Separately May 30, the Pentagon ratcheted up threats against pro-Syrian government forces patrolling an area near the Jordanian border where the U.S.-led coalition is training allied rebels. Officials described the pro-government forces as Iranian-backed.
The U.S. dropped leaflets warning the forces to leave the area and American military officials said the same message was conveyed in recent calls with Russian commanders. Navy Capt. Jeff Davis, a Pentagon spokesman, said the leaflets told the pro-government forces to leave the established protected zone, which is about 55 kilometers around an area where U.S. and coalition forces have been operating.
Less than two weeks ago, the U.S. bombed Iranian-backed troops who were in that same area of Syria and didn’t heed similar warnings to leave.
According to Syrian and U.S. officials, the bombing killed several soldiers and destroyed vehicles and other weapons and equipment.
Davis said the U.S. has seen the militias operating in the desert around Tanf. The area has been considered a “deconflicted” zone under a U.S.-Russian understanding.
“Hundreds” of pro-government forces are in the region, Davis said, but he was unsure how many are actually inside the zone.
Pentagon officials said they were not certain if those troops are Syrian, Iranian, Hezbollah or from other militias fighting on Assad’s behalf.
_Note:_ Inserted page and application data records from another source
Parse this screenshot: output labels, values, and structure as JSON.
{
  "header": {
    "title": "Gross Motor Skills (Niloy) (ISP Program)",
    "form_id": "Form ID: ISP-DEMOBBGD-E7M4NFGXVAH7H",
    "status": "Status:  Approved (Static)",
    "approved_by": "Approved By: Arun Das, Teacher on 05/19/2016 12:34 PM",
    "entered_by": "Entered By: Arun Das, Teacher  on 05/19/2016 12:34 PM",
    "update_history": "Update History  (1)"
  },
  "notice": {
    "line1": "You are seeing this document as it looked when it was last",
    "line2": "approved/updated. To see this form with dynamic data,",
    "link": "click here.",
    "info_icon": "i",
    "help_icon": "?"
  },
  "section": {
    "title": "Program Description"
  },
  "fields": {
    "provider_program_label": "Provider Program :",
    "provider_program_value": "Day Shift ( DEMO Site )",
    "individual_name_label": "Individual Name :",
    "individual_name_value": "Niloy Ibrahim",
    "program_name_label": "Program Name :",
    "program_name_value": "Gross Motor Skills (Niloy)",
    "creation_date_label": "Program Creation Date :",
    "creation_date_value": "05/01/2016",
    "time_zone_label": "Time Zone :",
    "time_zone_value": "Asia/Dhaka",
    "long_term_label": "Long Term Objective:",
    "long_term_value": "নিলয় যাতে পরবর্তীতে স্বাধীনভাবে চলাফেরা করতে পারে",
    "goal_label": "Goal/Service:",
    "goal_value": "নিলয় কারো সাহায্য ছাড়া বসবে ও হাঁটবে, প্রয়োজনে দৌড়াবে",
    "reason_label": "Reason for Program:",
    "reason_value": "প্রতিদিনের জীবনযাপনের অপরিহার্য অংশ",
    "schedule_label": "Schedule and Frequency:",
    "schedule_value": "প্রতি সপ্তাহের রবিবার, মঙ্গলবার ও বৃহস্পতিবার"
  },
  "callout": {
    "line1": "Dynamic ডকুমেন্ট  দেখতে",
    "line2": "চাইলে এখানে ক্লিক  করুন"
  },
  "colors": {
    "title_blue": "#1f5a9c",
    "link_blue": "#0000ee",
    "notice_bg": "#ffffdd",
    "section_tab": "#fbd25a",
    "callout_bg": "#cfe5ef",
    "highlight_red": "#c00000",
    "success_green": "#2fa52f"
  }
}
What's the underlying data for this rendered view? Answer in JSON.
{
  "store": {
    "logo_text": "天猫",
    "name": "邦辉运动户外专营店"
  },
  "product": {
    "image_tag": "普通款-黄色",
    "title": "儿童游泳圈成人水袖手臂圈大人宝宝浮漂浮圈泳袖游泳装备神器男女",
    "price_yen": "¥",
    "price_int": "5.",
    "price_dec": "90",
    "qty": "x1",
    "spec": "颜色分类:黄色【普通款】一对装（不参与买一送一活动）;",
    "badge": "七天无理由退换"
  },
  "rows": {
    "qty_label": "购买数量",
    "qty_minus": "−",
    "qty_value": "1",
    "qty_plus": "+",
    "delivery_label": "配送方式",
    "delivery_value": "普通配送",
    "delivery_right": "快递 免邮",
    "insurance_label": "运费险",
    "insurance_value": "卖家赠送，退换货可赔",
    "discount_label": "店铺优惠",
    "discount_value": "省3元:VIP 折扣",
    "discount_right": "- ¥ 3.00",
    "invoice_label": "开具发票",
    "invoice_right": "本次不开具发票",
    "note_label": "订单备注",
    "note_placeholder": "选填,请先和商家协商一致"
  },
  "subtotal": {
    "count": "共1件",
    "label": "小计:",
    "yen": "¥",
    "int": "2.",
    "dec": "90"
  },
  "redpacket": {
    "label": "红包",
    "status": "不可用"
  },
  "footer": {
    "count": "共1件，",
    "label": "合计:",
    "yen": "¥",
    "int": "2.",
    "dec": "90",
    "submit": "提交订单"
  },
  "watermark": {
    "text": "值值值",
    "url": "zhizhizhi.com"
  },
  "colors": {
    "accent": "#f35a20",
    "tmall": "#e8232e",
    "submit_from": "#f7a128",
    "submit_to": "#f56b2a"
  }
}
At the Tanf military camp near the Jordanian border, U.S. special operations forces have been working with a Syrian opposition group in operations against IS.